Food scientist Barry Swanson spoke with a WSU Agriculture and Food Systems class about how food processing works and what it really means.
Freshmen campus-wide are reading “The Omnivore’s Dilemma” by Michael Pollan. Swanson discussed some of the discrepancies between Pollan’s book and the views of the food industry.
Swanson said Pollan uses simplistic arguments and exaggerations in his book. He said although most authors are not trying to cause harm, their misunderstandings are causing the food industry to be blamed for health problems.
“At least from my view, obesity is on the person who is doing the eating,” Swanson said, referring to one of the problems blamed on the industry. “I’m not saying it’s not on the food industry at all because the industry may provide many high-fat foods, but it is the responsibility of the person to eat a variety in small portions.”
Swanson said although he does disagree with some claims made in “The Omnivore’s Dilemma” he also agrees with some. Swanson said although having variety is beneficial, he does agree that there is too much food variety available in some cases.

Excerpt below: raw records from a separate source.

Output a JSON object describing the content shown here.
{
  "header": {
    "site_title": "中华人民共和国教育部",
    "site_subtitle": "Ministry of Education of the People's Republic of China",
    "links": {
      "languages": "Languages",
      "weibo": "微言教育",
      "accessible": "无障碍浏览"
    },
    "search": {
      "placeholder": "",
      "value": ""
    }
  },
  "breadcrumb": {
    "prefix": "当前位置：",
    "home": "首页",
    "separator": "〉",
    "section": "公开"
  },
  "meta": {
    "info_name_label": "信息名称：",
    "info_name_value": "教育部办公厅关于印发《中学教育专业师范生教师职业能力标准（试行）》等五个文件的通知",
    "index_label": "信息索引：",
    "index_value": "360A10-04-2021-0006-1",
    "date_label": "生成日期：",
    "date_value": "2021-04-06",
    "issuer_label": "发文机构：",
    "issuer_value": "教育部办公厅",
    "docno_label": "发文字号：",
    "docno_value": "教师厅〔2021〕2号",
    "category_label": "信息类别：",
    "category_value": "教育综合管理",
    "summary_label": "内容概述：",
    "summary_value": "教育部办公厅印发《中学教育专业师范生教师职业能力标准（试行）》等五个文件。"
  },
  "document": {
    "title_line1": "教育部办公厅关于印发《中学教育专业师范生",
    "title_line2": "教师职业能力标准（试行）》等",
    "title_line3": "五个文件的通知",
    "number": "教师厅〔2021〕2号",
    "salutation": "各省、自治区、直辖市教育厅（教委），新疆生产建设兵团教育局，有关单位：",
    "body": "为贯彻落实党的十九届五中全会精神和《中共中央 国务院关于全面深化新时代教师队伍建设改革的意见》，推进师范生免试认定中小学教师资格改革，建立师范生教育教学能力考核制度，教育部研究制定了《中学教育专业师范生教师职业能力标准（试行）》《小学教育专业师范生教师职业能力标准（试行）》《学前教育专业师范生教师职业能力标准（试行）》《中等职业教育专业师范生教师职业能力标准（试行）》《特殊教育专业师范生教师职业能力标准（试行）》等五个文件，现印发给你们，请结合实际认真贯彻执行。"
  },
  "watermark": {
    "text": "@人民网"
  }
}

Swanson also talked about the benefits food science brings to our country. He said the United States has the safest and least expensive food in the world. Along with providing many nutrients in our food, we also have the greatest access to and most secure food supply.
“Food processing provides expected food qualities,” Swanson said.
Swanson said items such as yogurt, sausage and cheese would not be able to stay in the fridge nearly as long without food processing. He pointed out that there are other foods, such as cassava, that cannot even be eaten without being processed. Cassava is used to make tapioca, but before being processed contains high levels of cyanide.
“I know the system is not perfect but it is doing well,” Swanson said.
Swanson ended his presentation by sharing a quote he said he believes in: “As a food scientist, I trust science and the progress and solutions science brings, yet I also know science alone will not solve all our problems.”
By Whitney Parsons, CAHNRS Marketing, News, and Educational Communications intern
Washington State University’s Common Reading Program for the year has the entire campus and much of the state and nation talking about food and agriculture. What better way to highlight the cutting-edge science, research, teaching and outreach of Washington’s land-grant university and, at the same time, help to educate our students about what they eat and where it comes from?